This index was subsequently tweaked by the NOAA in 2000 that it now includes all tropical cyclones, with winds above 35 knots (65 km/h = 40 mph) and was finally renamed to an Accumulated Cyclone Energy we use now.


Above: The Accumulated Cyclone Energy for the Atlantic Ocean over the last 70+ years. We can notice how the recent 5 years were all calculated into an above-normal value of the ACE index, which is 111. Within the Atlantic Ocean, the NOAA uses the ACE index to classify hurricane seasons into four categories.

Extremely active – ACE index above 152.5
Above-average – ACE index above 111
Near-average – ACE index between 66 and 111
Below-normal – ACE index below 66

If we remember the record-breaking 2020 Atlantic hurricane season by its numbers, the ACE ended up at 184.5, so quite well above the threshold for the ‘extremely active’ category as well. This also placed 2020 into the Top-10 Atlantic hurricane seasons based on the Accumulated Cyclone Energy index.

The record holder hurricane season is still 1933, with an ACE of more than 258. 2005 hurricane season, the one with the 2nd most named storms after 2020, also ended up extremely high with the final ACE index of 250. But even the 2020 hurricane season had a record-breaking number of tropical cyclone formations, it doesn’t necessarily mean the Accumulated Cyclone Energy would be off the charts as well.


Above: Recent 15 hurricane season ACE records and the related number of hurricanes in that particular year.

The closest Atlantic hurricane season, fitting into an ‘extremely active’ category in recent years can be found in 2017.

As we discussed in our recent Atlantic Ocean discussion, much of the Atlantic Basin is already quite warmer than average. A large part of the Gulf of Mexico is also warmer than average, and so is the tropical central and western Atlantic region. This actually correlates well with what is typically seen prior to active Atlantic hurricane season.

According to dr. Phil Klotzbach, the Colorado State University (CSU) predicts that all the parameters that are typically monitored during an Atlantic hurricane season are likely to be above average again this year. The CSU University forecast around 80 named storm days (that is 35 % above the long-term average), 8 hurricanes (about 25 % above average), and 4 major hurricanes (48 % above average).


While the Accumulated Cyclone Energy (ACE) could end up around 150, that is about 42 % above the normal for the climatological period between the 1981 and 2010 years.
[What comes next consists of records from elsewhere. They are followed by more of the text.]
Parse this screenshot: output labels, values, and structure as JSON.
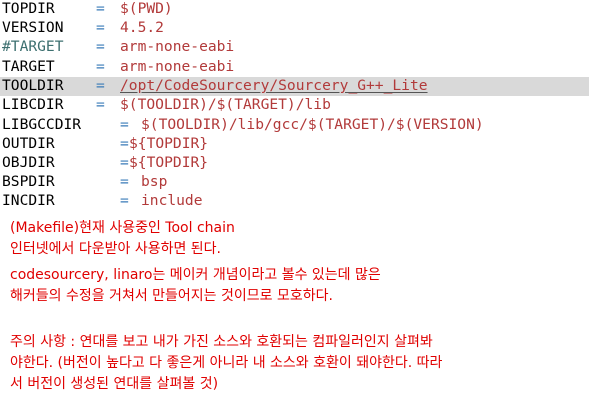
{
  "colors": {
    "variable": "#000000",
    "comment": "#3d7070",
    "operator": "#3a7bb8",
    "value": "#b23a3a",
    "highlight": "#d9d9d9",
    "note_text": "#e00000"
  },
  "editor": {
    "lines": [
      {
        "name": "TOPDIR",
        "op": "=",
        "value": "$(PWD)"
      },
      {
        "name": "VERSION",
        "op": "=",
        "value": "4.5.2"
      },
      {
        "name": "#TARGET",
        "op": "=",
        "value": "arm-none-eabi",
        "comment": true
      },
      {
        "name": "TARGET",
        "op": "=",
        "value": "arm-none-eabi"
      },
      {
        "name": "TOOLDIR",
        "op": "=",
        "value": "/opt/CodeSourcery/Sourcery_G++_Lite",
        "highlighted": true
      },
      {
        "name": "LIBCDIR",
        "op": "=",
        "value": "$(TOOLDIR)/$(TARGET)/lib"
      },
      {
        "name": "LIBGCCDIR",
        "op": "=",
        "value": "$(TOOLDIR)/lib/gcc/$(TARGET)/$(VERSION)"
      },
      {
        "name": "OUTDIR",
        "op": "=",
        "value": "${TOPDIR}"
      },
      {
        "name": "OBJDIR",
        "op": "=",
        "value": "${TOPDIR}"
      },
      {
        "name": "BSPDIR",
        "op": "=",
        "value": "bsp"
      },
      {
        "name": "INCDIR",
        "op": "=",
        "value": "include"
      }
    ]
  },
  "notes": {
    "line1": "(Makefile)현재 사용중인 Tool chain",
    "line2": "인터넷에서 다운받아 사용하면 된다.",
    "line3": "codesourcery, linaro는 메이커 개념이라고 볼수 있는데 많은",
    "line4": "해커들의 수정을 거쳐서 만들어지는 것이므로 모호하다.",
    "line5": "주의 사항 : 연대를 보고 내가 가진 소스와 호환되는 컴파일러인지 살펴봐",
    "line6": "야한다. (버전이 높다고 다 좋은게 아니라 내 소스와 호환이 돼야한다. 따라",
    "line7": "서 버전이 생성된 연대를 살펴볼 것)"
  }
}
Just this week, the NOAA has officially released its seasonal hurricane forecasts for the Atlantic basin. The forecast hints at an above-normal season very likely in 2021, with 13-20 named storms,  up to 10 hurricanes. And also 3-5 major hurricanes with an ACE index between 110 % and 190 % compared to the 1951-2020 median value.


So the NOAA’s Climate Prediction Center is predicting yet another above-normal hurricane season in 2021, with a 60 % chance. and only a 10 % chance it will be a below-normal season this year. So like 2020, we could be in for a very active and dangerous hurricane season again, but for now, NOAA forecasters do not predict this year could rival the 2020 record-breaking season.
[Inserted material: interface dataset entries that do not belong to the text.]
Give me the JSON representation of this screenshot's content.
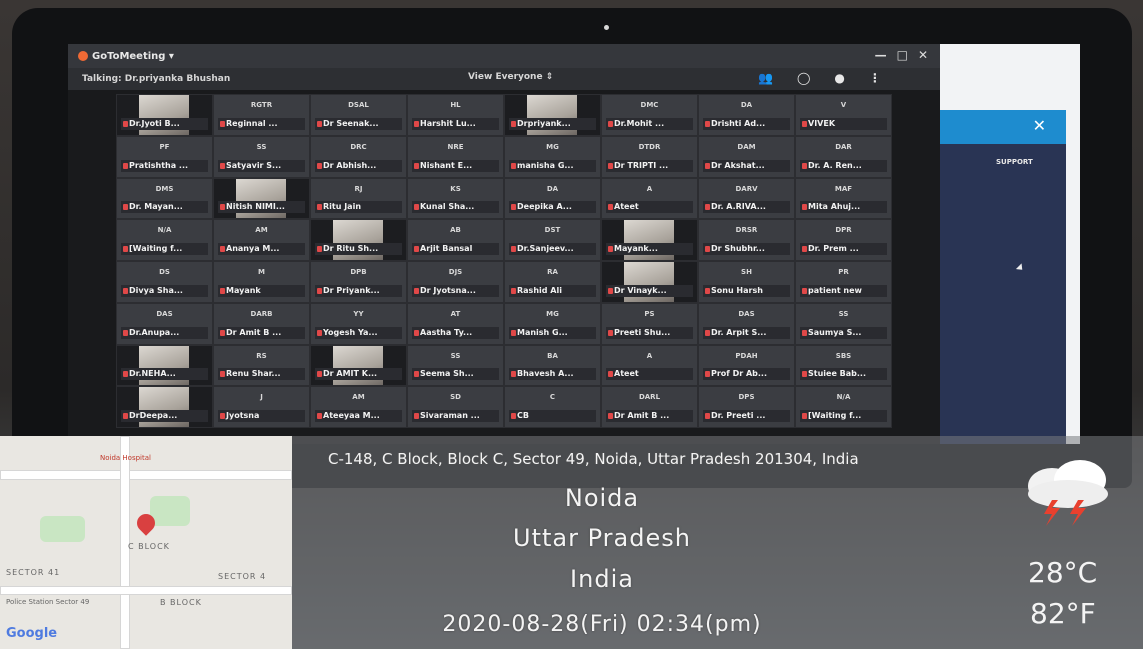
{
  "meeting": {
    "app_name": "GoToMeeting ▾",
    "talking": "Talking: Dr.priyanka Bhushan",
    "view": "View Everyone ⇕",
    "icons": [
      "people-icon",
      "chat-icon",
      "smiley-icon",
      "more-icon"
    ]
  },
  "tiles": [
    {
      "ini": "",
      "name": "Dr.Jyoti B...",
      "video": true
    },
    {
      "ini": "RGTR",
      "name": "Reginnal ...",
      "video": false
    },
    {
      "ini": "DSAL",
      "name": "Dr Seenak...",
      "video": false
    },
    {
      "ini": "HL",
      "name": "Harshit Lu...",
      "video": false
    },
    {
      "ini": "",
      "name": "Drpriyank...",
      "video": true
    },
    {
      "ini": "DMC",
      "name": "Dr.Mohit ...",
      "video": false
    },
    {
      "ini": "DA",
      "name": "Drishti Ad...",
      "video": false
    },
    {
      "ini": "V",
      "name": "VIVEK",
      "video": false
    },
    {
      "ini": "PF",
      "name": "Pratishtha ...",
      "video": false
    },
    {
      "ini": "SS",
      "name": "Satyavir S...",
      "video": false
    },
    {
      "ini": "DRC",
      "name": "Dr Abhish...",
      "video": false
    },
    {
      "ini": "NRE",
      "name": "Nishant E...",
      "video": false
    },
    {
      "ini": "MG",
      "name": "manisha G...",
      "video": false
    },
    {
      "ini": "DTDR",
      "name": "Dr TRIPTI ...",
      "video": false
    },
    {
      "ini": "DAM",
      "name": "Dr Akshat...",
      "video": false
    },
    {
      "ini": "DAR",
      "name": "Dr. A. Ren...",
      "video": false
    },
    {
      "ini": "DMS",
      "name": "Dr. Mayan...",
      "video": false
    },
    {
      "ini": "",
      "name": "Nitish NIMI...",
      "video": true
    },
    {
      "ini": "RJ",
      "name": "Ritu Jain",
      "video": false
    },
    {
      "ini": "KS",
      "name": "Kunal Sha...",
      "video": false
    },
    {
      "ini": "DA",
      "name": "Deepika A...",
      "video": false
    },
    {
      "ini": "A",
      "name": "Ateet",
      "video": false
    },
    {
      "ini": "DARV",
      "name": "Dr. A.RIVA...",
      "video": false
    },
    {
      "ini": "MAF",
      "name": "Mita Ahuj...",
      "video": false
    },
    {
      "ini": "N/A",
      "name": "[Waiting f...",
      "video": false
    },
    {
      "ini": "AM",
      "name": "Ananya M...",
      "video": false
    },
    {
      "ini": "",
      "name": "Dr Ritu Sh...",
      "video": true
    },
    {
      "ini": "AB",
      "name": "Arjit Bansal",
      "video": false
    },
    {
      "ini": "DST",
      "name": "Dr.Sanjeev...",
      "video": false
    },
    {
      "ini": "",
      "name": "Mayank...",
      "video": true
    },
    {
      "ini": "DRSR",
      "name": "Dr Shubhr...",
      "video": false
    },
    {
      "ini": "DPR",
      "name": "Dr. Prem ...",
      "video": false
    },
    {
      "ini": "DS",
      "name": "Divya Sha...",
      "video": false
    },
    {
      "ini": "M",
      "name": "Mayank",
      "video": false
    },
    {
      "ini": "DPB",
      "name": "Dr Priyank...",
      "video": false
    },
    {
      "ini": "DJS",
      "name": "Dr Jyotsna...",
      "video": false
    },
    {
      "ini": "RA",
      "name": "Rashid Ali",
      "video": false
    },
    {
      "ini": "",
      "name": "Dr Vinayk...",
      "video": true
    },
    {
      "ini": "SH",
      "name": "Sonu Harsh",
      "video": false
    },
    {
      "ini": "PR",
      "name": "patient new",
      "video": false
    },
    {
      "ini": "DAS",
      "name": "Dr.Anupa...",
      "video": false
    },
    {
      "ini": "DARB",
      "name": "Dr Amit B ...",
      "video": false
    },
    {
      "ini": "YY",
      "name": "Yogesh Ya...",
      "video": false
    },
    {
      "ini": "AT",
      "name": "Aastha Ty...",
      "video": false
    },
    {
      "ini": "MG",
      "name": "Manish G...",
      "video": false
    },
    {
      "ini": "PS",
      "name": "Preeti Shu...",
      "video": false
    },
    {
      "ini": "DAS",
      "name": "Dr. Arpit S...",
      "video": false
    },
    {
      "ini": "SS",
      "name": "Saumya S...",
      "video": false
    },
    {
      "ini": "",
      "name": "Dr.NEHA...",
      "video": true
    },
    {
      "ini": "RS",
      "name": "Renu Shar...",
      "video": false
    },
    {
      "ini": "",
      "name": "Dr AMIT K...",
      "video": true
    },
    {
      "ini": "SS",
      "name": "Seema Sh...",
      "video": false
    },
    {
      "ini": "BA",
      "name": "Bhavesh A...",
      "video": false
    },
    {
      "ini": "A",
      "name": "Ateet",
      "video": false
    },
    {
      "ini": "PDAH",
      "name": "Prof Dr Ab...",
      "video": false
    },
    {
      "ini": "SBS",
      "name": "Stuiee Bab...",
      "video": false
    },
    {
      "ini": "",
      "name": "DrDeepa...",
      "video": true
    },
    {
      "ini": "J",
      "name": "Jyotsna",
      "video": false
    },
    {
      "ini": "AM",
      "name": "Ateeyaa M...",
      "video": false
    },
    {
      "ini": "SD",
      "name": "Sivaraman ...",
      "video": false
    },
    {
      "ini": "C",
      "name": "CB",
      "video": false
    },
    {
      "ini": "DARL",
      "name": "Dr Amit B ...",
      "video": false
    },
    {
      "ini": "DPS",
      "name": "Dr. Preeti ...",
      "video": false
    },
    {
      "ini": "N/A",
      "name": "[Waiting f...",
      "video": false
    }
  ],
  "side_panel": {
    "close": "✕",
    "support": "SUPPORT"
  },
  "overlay": {
    "address": "C-148, C Block, Block C, Sector 49, Noida, Uttar Pradesh 201304, India",
    "city": "Noida",
    "state": "Uttar Pradesh",
    "country": "India",
    "datetime": "2020-08-28(Fri)   02:34(pm)",
    "temp_c": "28°C",
    "temp_f": "82°F",
    "weather": "thunderstorm-icon"
  },
  "map": {
    "labels": [
      "C BLOCK",
      "SECTOR 41",
      "SECTOR 4",
      "B BLOCK",
      "Police Station Sector 49",
      "Noida Hospital"
    ],
    "logo": "Google"
  }
}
NOAA warns, that “Now is the time for communities along the coastline as well as inland to get prepared for the dangers that hurricanes can bring. The experts at NOAA are poised to deliver life-saving early warnings and forecasts to communities, which will also help minimize the economic impacts of storms.”
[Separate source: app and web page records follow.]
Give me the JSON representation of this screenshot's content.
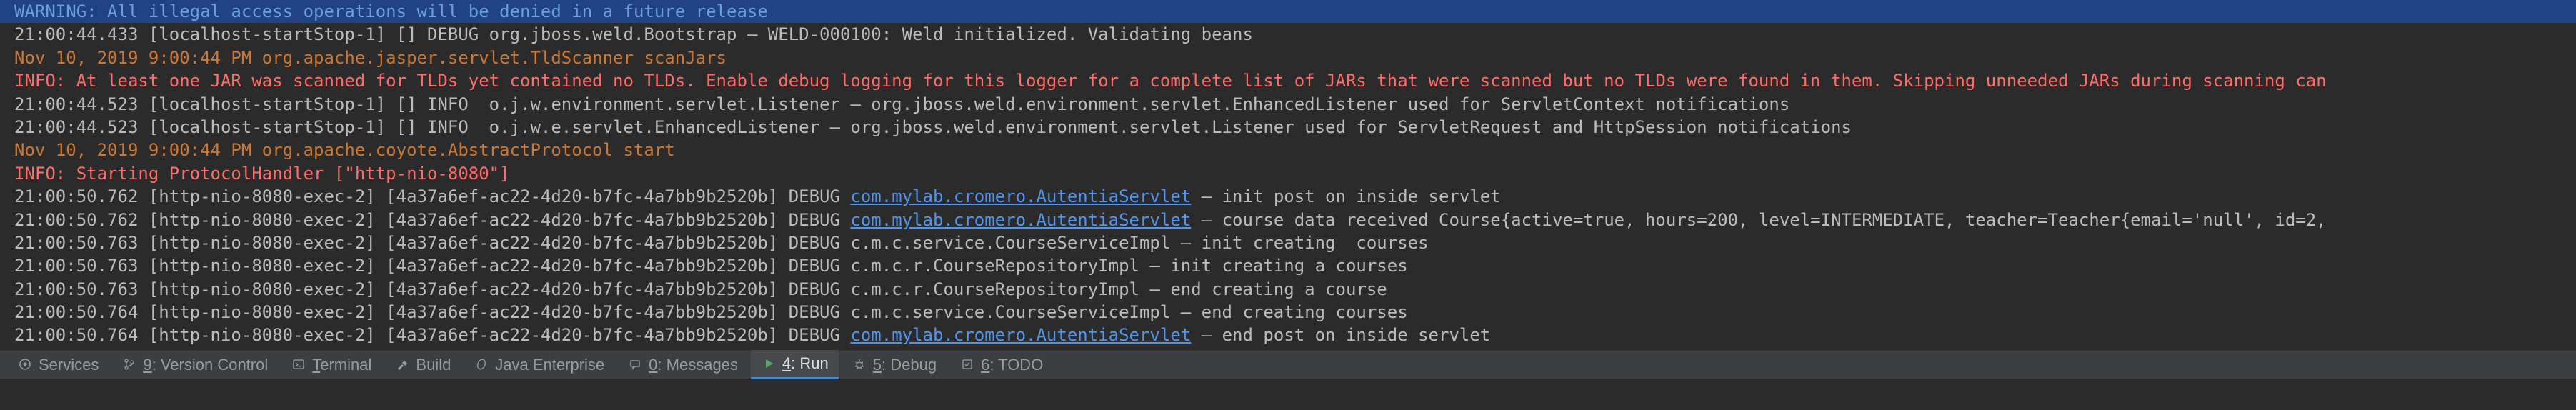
{
  "lines": [
    {
      "cls": "highlighted warn-blue",
      "text": "WARNING: All illegal access operations will be denied in a future release"
    },
    {
      "cls": "gray",
      "segs": [
        {
          "t": "21:00:44.433 [localhost-startStop-1] [] DEBUG org.jboss.weld.Bootstrap – WELD-000100: Weld initialized. Validating beans"
        }
      ]
    },
    {
      "cls": "orange",
      "text": "Nov 10, 2019 9:00:44 PM org.apache.jasper.servlet.TldScanner scanJars"
    },
    {
      "cls": "red",
      "text": "INFO: At least one JAR was scanned for TLDs yet contained no TLDs. Enable debug logging for this logger for a complete list of JARs that were scanned but no TLDs were found in them. Skipping unneeded JARs during scanning can"
    },
    {
      "cls": "gray",
      "text": "21:00:44.523 [localhost-startStop-1] [] INFO  o.j.w.environment.servlet.Listener – org.jboss.weld.environment.servlet.EnhancedListener used for ServletContext notifications"
    },
    {
      "cls": "gray",
      "text": "21:00:44.523 [localhost-startStop-1] [] INFO  o.j.w.e.servlet.EnhancedListener – org.jboss.weld.environment.servlet.Listener used for ServletRequest and HttpSession notifications"
    },
    {
      "cls": "orange",
      "text": "Nov 10, 2019 9:00:44 PM org.apache.coyote.AbstractProtocol start"
    },
    {
      "cls": "red",
      "text": "INFO: Starting ProtocolHandler [\"http-nio-8080\"]"
    },
    {
      "cls": "gray",
      "segs": [
        {
          "t": "21:00:50.762 [http-nio-8080-exec-2] [4a37a6ef-ac22-4d20-b7fc-4a7bb9b2520b] DEBUG "
        },
        {
          "t": "com.mylab.cromero.AutentiaServlet",
          "link": true
        },
        {
          "t": " – init post on inside servlet"
        }
      ]
    },
    {
      "cls": "gray",
      "segs": [
        {
          "t": "21:00:50.762 [http-nio-8080-exec-2] [4a37a6ef-ac22-4d20-b7fc-4a7bb9b2520b] DEBUG "
        },
        {
          "t": "com.mylab.cromero.AutentiaServlet",
          "link": true
        },
        {
          "t": " – course data received Course{active=true, hours=200, level=INTERMEDIATE, teacher=Teacher{email='null', id=2,"
        }
      ]
    },
    {
      "cls": "gray",
      "text": "21:00:50.763 [http-nio-8080-exec-2] [4a37a6ef-ac22-4d20-b7fc-4a7bb9b2520b] DEBUG c.m.c.service.CourseServiceImpl – init creating  courses"
    },
    {
      "cls": "gray",
      "text": "21:00:50.763 [http-nio-8080-exec-2] [4a37a6ef-ac22-4d20-b7fc-4a7bb9b2520b] DEBUG c.m.c.r.CourseRepositoryImpl – init creating a courses"
    },
    {
      "cls": "gray",
      "text": "21:00:50.763 [http-nio-8080-exec-2] [4a37a6ef-ac22-4d20-b7fc-4a7bb9b2520b] DEBUG c.m.c.r.CourseRepositoryImpl – end creating a course"
    },
    {
      "cls": "gray",
      "text": "21:00:50.764 [http-nio-8080-exec-2] [4a37a6ef-ac22-4d20-b7fc-4a7bb9b2520b] DEBUG c.m.c.service.CourseServiceImpl – end creating courses"
    },
    {
      "cls": "gray",
      "segs": [
        {
          "t": "21:00:50.764 [http-nio-8080-exec-2] [4a37a6ef-ac22-4d20-b7fc-4a7bb9b2520b] DEBUG "
        },
        {
          "t": "com.mylab.cromero.AutentiaServlet",
          "link": true
        },
        {
          "t": " – end post on inside servlet"
        }
      ]
    }
  ],
  "tabs": [
    {
      "id": "services",
      "icon": "services",
      "label": "Services",
      "ul": ""
    },
    {
      "id": "vcs",
      "icon": "branch",
      "label": "9: Version Control",
      "ul": "9"
    },
    {
      "id": "terminal",
      "icon": "terminal",
      "label": "Terminal",
      "ul": "T"
    },
    {
      "id": "build",
      "icon": "hammer",
      "label": "Build",
      "ul": ""
    },
    {
      "id": "javaee",
      "icon": "bean",
      "label": "Java Enterprise",
      "ul": ""
    },
    {
      "id": "messages",
      "icon": "messages",
      "label": "0: Messages",
      "ul": "0"
    },
    {
      "id": "run",
      "icon": "run",
      "label": "4: Run",
      "ul": "4",
      "active": true
    },
    {
      "id": "debug",
      "icon": "debug",
      "label": "5: Debug",
      "ul": "5"
    },
    {
      "id": "todo",
      "icon": "todo",
      "label": "6: TODO",
      "ul": "6"
    }
  ]
}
So as we can see, all the official forecasts hint at a very serious outcome of the approaching Atlantic hurricane season 2021. If you are a resident along with the coastal areas, you should always be hurricane aware, no matter the season forecast.


Note: Our team will be actively monitoring the tropical region activity worldwide, including the Atlantic Basin systems and tropical cyclones that are likely to affect both the United States and Europe again this year. Stay tuned for further follow-up posts, forecast discussions, and nowcasting during the coming weeks and throughout the entire Atlantic hurricane season 2021.

***The images used in this article were provided by Weathernerds, Tropical Tidbits, and Windy.